* What is being asked
In the entries that follow, count each line containing "Creating" and state the total, nothing more.
** Working data follows **
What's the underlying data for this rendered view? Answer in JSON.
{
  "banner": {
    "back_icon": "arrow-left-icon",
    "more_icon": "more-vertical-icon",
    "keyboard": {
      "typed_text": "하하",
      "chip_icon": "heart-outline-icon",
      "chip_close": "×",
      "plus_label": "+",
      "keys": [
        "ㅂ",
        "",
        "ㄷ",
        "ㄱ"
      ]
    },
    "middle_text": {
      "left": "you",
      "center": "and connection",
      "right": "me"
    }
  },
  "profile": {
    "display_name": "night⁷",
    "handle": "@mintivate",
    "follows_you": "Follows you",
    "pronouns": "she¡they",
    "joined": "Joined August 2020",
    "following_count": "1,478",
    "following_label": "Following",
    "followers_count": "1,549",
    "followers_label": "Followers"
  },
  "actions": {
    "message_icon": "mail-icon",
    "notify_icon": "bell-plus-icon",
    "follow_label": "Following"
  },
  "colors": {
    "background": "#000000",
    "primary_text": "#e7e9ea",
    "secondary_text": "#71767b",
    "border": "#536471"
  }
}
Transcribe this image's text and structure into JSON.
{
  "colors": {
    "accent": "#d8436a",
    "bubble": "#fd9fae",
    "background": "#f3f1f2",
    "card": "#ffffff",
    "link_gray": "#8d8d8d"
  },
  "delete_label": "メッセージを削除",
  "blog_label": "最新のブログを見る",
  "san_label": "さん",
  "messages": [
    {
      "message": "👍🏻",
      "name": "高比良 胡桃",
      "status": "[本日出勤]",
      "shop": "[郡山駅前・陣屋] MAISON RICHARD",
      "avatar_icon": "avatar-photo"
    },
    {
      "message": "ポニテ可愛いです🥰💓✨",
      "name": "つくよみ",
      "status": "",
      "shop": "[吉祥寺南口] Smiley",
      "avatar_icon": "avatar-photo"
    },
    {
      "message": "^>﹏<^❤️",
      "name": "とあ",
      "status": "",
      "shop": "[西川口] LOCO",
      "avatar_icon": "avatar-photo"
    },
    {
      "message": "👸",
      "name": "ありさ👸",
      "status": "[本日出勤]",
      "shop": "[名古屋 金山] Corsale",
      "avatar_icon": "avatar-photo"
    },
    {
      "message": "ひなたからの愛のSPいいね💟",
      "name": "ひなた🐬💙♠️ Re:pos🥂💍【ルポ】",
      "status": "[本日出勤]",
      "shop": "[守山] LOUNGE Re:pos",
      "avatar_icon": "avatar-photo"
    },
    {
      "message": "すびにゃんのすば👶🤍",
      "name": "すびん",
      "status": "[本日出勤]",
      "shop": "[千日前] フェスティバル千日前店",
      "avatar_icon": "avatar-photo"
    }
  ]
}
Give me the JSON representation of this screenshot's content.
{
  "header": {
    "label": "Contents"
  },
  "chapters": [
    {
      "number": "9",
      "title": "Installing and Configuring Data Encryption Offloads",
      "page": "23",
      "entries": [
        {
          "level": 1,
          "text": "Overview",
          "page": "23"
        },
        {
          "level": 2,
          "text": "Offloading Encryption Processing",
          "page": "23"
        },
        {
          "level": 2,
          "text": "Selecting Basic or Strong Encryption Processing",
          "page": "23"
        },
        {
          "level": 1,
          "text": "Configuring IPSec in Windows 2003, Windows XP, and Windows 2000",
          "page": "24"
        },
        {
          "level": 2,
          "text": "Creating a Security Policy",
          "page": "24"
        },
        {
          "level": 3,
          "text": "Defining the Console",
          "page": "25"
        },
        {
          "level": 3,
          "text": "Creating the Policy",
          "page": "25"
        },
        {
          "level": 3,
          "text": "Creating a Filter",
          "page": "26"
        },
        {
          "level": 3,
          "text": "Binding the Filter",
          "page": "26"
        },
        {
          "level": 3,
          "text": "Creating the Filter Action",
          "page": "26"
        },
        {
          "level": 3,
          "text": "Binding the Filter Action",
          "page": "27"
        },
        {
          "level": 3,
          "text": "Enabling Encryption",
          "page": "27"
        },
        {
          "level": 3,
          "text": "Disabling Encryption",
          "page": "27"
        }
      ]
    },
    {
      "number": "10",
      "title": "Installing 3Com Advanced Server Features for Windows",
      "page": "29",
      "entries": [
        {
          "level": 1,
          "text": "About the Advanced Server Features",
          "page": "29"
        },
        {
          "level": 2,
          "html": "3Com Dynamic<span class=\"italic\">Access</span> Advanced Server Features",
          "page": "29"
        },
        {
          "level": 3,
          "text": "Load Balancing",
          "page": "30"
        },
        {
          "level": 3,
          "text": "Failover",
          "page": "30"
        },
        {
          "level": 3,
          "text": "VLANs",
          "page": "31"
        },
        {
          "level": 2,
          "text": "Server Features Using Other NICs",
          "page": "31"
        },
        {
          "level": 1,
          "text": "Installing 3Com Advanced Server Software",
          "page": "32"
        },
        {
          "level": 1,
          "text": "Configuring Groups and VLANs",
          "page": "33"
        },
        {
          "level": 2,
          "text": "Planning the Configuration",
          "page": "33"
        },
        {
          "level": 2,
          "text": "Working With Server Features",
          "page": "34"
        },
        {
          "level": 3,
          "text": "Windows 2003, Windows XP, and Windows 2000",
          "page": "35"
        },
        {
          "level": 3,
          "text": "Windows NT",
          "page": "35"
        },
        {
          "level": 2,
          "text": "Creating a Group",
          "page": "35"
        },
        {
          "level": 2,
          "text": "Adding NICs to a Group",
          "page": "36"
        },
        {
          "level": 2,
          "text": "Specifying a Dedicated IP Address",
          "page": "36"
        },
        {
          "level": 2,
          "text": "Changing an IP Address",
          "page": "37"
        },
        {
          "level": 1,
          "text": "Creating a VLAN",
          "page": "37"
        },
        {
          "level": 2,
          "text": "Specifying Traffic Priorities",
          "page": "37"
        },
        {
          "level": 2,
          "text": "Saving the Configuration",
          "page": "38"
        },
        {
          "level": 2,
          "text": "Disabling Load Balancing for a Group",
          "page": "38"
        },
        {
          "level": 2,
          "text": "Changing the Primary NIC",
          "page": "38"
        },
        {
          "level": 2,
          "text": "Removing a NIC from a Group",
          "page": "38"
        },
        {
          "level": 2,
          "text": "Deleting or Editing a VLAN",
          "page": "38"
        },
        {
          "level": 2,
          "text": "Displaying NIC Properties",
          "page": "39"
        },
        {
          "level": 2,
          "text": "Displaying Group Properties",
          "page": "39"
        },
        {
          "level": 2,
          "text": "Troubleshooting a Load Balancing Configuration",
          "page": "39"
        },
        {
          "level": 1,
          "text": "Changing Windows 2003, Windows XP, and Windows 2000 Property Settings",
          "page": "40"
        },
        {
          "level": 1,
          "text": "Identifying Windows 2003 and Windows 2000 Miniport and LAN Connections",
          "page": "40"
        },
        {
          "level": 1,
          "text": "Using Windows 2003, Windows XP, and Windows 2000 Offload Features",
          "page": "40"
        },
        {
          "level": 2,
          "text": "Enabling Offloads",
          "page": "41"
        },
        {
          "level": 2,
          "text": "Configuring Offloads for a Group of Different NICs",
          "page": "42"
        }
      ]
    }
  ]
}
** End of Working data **
* Output for this exercise
6